> [Activity] In the entries below, find each line with the string "JSON" and copy it.

> [Data for this task]
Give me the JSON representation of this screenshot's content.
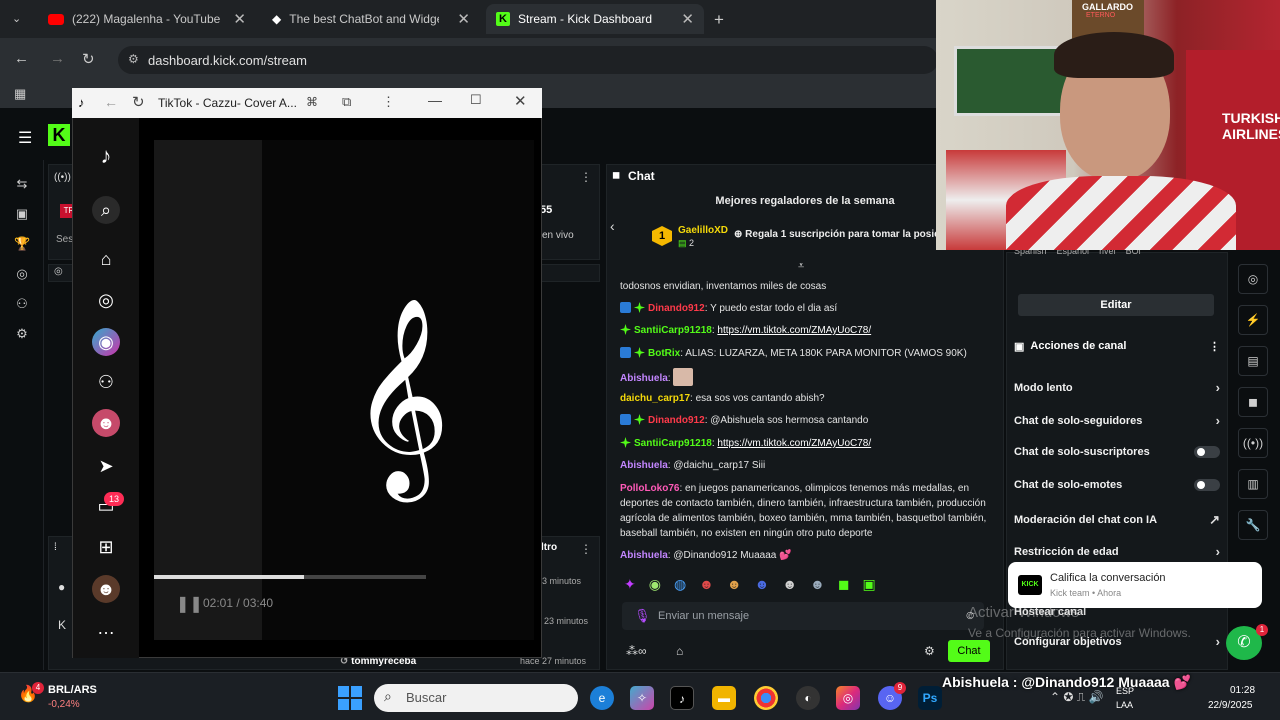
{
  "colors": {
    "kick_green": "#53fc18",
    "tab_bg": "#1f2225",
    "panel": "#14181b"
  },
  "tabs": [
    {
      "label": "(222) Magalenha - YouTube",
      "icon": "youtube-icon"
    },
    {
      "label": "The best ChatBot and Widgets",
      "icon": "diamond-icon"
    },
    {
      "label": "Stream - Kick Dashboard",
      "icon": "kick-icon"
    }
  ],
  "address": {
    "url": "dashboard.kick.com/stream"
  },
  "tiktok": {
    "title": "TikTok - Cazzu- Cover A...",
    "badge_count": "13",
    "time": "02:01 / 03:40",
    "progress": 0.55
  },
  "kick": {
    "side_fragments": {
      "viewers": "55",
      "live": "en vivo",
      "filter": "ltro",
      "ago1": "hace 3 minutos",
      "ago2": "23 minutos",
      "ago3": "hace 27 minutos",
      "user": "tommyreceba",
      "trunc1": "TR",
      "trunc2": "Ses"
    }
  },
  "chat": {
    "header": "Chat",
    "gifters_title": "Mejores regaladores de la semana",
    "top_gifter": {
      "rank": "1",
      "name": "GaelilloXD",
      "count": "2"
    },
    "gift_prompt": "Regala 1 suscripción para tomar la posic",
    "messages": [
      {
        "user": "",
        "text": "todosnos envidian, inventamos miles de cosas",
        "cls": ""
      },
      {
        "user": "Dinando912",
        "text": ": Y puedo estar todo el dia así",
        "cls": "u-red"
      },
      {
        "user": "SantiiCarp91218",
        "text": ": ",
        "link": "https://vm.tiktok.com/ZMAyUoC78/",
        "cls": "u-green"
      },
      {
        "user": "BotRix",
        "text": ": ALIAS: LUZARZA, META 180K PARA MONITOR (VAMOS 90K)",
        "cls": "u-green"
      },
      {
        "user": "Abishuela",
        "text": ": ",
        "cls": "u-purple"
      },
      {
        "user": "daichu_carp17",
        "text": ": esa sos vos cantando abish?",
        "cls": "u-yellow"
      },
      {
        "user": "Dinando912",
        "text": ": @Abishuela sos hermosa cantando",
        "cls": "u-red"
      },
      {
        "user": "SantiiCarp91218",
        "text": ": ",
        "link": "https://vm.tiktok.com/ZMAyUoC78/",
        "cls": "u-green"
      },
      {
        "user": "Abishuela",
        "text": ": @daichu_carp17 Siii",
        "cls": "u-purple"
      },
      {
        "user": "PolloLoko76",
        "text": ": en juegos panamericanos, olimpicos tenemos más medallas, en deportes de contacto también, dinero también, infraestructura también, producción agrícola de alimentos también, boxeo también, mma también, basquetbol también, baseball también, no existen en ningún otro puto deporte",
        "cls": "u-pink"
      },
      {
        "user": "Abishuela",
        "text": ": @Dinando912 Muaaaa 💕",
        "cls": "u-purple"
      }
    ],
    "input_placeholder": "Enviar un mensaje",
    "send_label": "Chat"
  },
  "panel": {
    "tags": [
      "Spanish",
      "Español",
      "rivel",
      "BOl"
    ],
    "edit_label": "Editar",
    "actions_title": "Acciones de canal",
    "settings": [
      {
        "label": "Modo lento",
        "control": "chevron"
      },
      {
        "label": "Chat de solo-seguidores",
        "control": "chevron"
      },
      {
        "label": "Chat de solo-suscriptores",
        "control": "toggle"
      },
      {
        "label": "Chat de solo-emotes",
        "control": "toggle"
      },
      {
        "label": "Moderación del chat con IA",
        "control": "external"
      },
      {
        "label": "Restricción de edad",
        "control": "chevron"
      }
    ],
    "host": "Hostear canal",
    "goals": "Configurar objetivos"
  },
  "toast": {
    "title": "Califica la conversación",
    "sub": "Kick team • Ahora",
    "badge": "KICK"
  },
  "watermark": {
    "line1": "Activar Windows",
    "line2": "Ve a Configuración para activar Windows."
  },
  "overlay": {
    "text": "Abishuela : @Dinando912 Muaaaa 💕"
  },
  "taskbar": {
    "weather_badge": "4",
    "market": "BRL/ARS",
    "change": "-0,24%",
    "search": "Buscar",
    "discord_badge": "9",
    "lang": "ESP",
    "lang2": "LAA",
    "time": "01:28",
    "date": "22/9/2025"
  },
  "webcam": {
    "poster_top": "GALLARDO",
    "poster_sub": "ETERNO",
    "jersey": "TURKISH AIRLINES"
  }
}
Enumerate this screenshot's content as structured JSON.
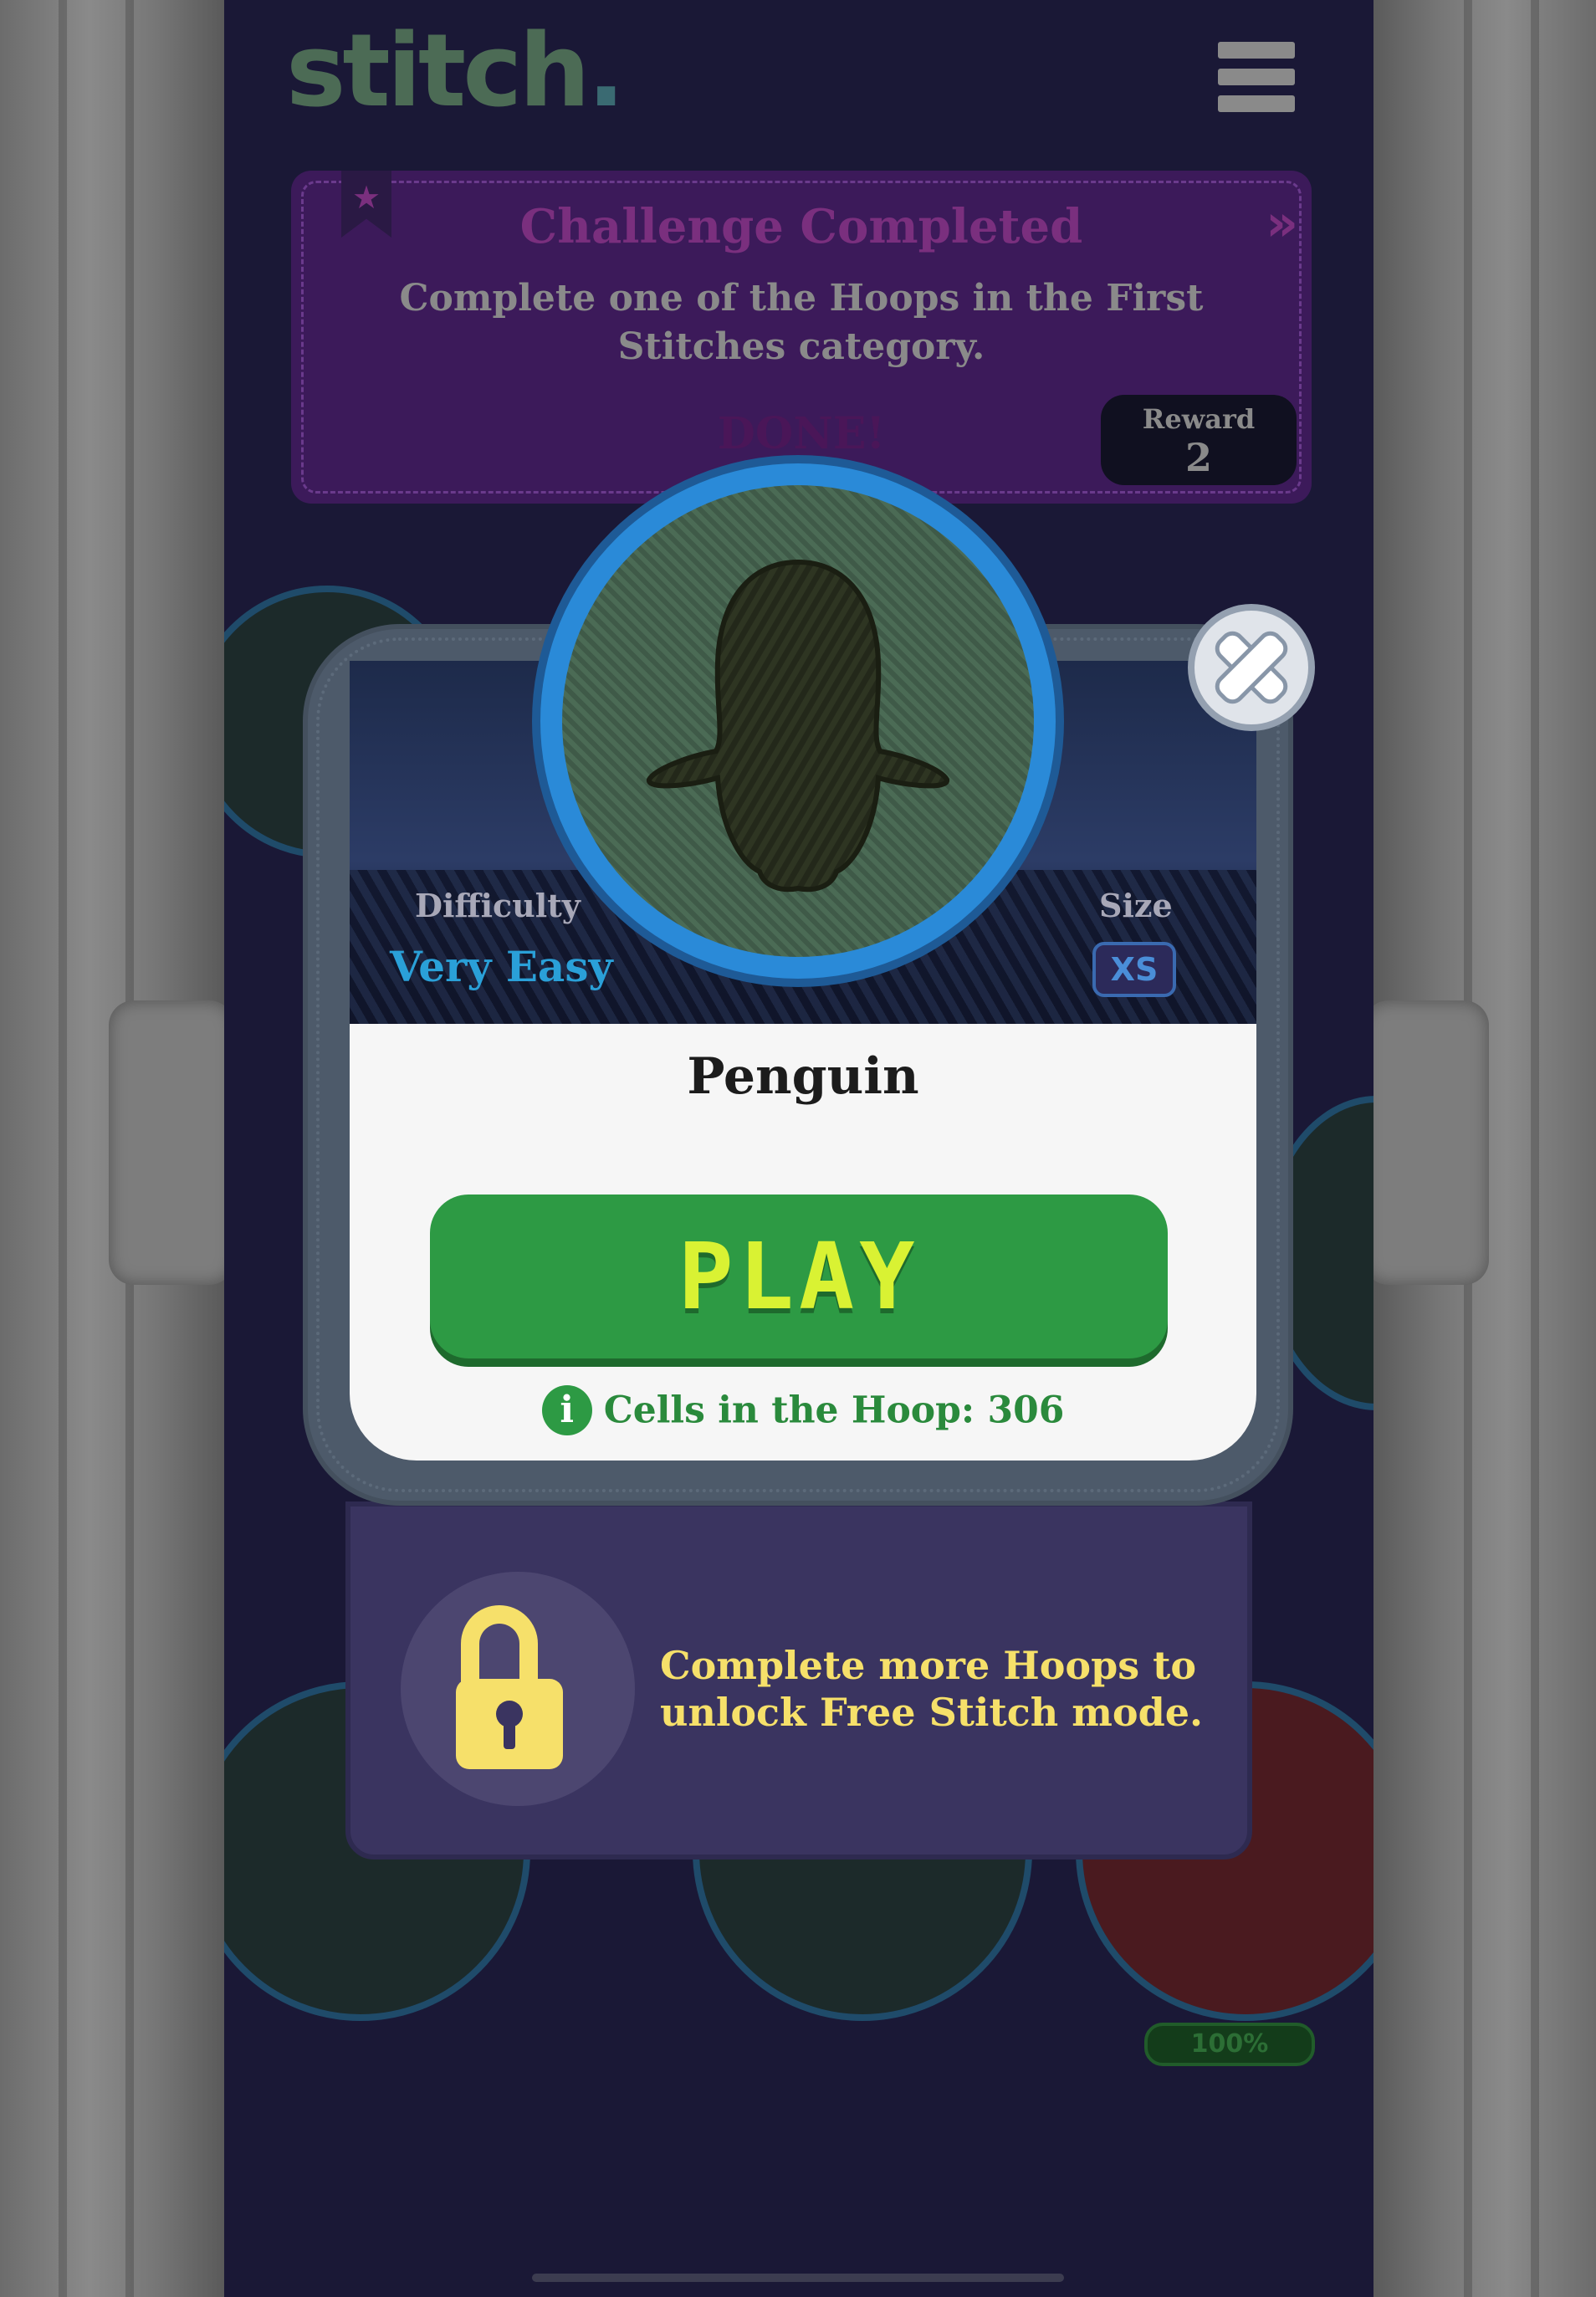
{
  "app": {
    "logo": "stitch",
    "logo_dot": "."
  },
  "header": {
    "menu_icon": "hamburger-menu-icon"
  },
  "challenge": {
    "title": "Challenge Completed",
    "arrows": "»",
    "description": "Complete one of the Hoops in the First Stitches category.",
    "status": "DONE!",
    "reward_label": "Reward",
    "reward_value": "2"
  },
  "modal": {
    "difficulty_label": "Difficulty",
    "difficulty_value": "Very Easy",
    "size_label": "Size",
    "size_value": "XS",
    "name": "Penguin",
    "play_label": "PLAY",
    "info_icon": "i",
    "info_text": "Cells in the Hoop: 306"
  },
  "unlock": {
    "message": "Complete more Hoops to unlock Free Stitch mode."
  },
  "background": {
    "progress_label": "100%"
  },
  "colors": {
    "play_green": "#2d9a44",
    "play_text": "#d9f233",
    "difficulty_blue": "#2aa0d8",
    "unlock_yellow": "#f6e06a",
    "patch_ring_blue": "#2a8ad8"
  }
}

> [Answer section]
Give me the JSON representation of this screenshot's content.
Enumerate this screenshot's content as structured JSON.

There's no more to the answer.